How do you know if the city you’re living in is safe? Is it based on the crime rate? The sheer size? Maybe it’s based on the quality of the traffic and sewage systems? The accessibility of health care and pollution levels? Or perhaps it’s the potential of cyber attack?
Well, according to the Economists Intelligence Unit (EIU), who recently produced the Safe Cities Index, it’s a combination of all of the above.
While creating their Index, the EIU examined everything from digital security – the number of cyber attacks conducted and how they were dealt with – to infrastructure security, which includes an evaluation of sanitation and traffic systems, and even the management of natural disasters. They assessed cities’ health security, looking at the number of hospital beds and doctors per 1,000 people, their levels of personal safety, measured by things such as levels of pollution and crime rates.
So, without further ado, which city did the EIU rank as the globe’s safest?
That’s right, the world’s most populous (and natural disaster-prone) city actually has a remarkably low crime rate, a fantastic pollution-reducing and pedestrian-friendly traffic system. The Japanese capital scored first on digital security rating, eight on health security, third on personal safety and fifth on infrastructure safety, giving it an overall top-ranking on the Safe Cities Index.

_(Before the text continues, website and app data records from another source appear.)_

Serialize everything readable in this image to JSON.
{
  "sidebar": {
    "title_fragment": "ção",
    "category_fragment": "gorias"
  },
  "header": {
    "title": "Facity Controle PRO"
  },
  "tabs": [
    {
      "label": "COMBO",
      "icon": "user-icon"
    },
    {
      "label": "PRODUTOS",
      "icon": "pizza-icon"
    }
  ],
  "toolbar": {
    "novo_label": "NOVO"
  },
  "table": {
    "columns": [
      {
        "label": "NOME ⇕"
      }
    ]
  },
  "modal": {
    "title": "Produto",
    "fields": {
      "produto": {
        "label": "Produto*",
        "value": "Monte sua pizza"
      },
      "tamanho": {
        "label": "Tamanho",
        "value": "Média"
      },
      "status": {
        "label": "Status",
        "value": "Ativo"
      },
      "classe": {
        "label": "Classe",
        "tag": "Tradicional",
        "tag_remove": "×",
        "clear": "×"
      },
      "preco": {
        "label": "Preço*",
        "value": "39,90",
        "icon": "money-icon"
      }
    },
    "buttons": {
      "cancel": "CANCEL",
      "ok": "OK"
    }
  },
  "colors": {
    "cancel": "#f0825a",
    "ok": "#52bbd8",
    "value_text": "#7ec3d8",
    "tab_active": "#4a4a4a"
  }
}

Following the Japanese capital as the top-rated safe cities are:
– Singapore, Malaysia
– Osaka, Japan
– Stockholm, Sweden
– Amsterdam, The Netherlands
– Sydney, Australia
– Zurich, Switzerland
– Toronto, Canada
– Melbourne, Australia
– New York, USA
– Hong Kong China
Though the Index provides an informative overall ranking of global city’s safety, it should be taken with a grain of salt, explains The Guardian‘s Emine Saner. Saner says that the Index seems to be geared towards a “municipal official responsible for the smooth running of a city” as opposed to an individual concerned for their own personal well-being, pointing out that some safety categories used in the Index, like cyber attack, have less importance to individuals than say personal safety, but are given equal importance in the index.
Many other factors that would be of concern for many individuals, such as the city’s bike friendliness and levels of sexual harassment, are not included at all. Neither is the likelihood of natural disaster.
The EIU themselves note that the safety levels and rankings of many cities are prone to change, considering the flexibility and complexity of all of the factors involved in the rating.
The EIU point out that New York, for example, has seen an incredible change in its crime rates in less than 20 years. In 1990 the city had 2,245 homicides – about six a day. By 2013, after the city had grown in population by nearly one million, that number fell to 335 – a historic low for the city.
However, there must be some merit to the EIU Safe City Index. Researchers found that living in a higher-ranked city can make “a real and measurable difference to city inhabitants,” increasing life expectancy by a number of years. In fact, the Index’s top 25 safety-rated cities, the average life expectancy is 81. For the bottom 25 the average drops by 6 years 75.
So, the moral of the story? Before you start backing your bags in the pursuit of a longer lifespan, remember to think about what type of urban environment is the safest for you. Considering your individual needs, fears and lifestyle preferences. And also remember to choose a city what makes you the most happy.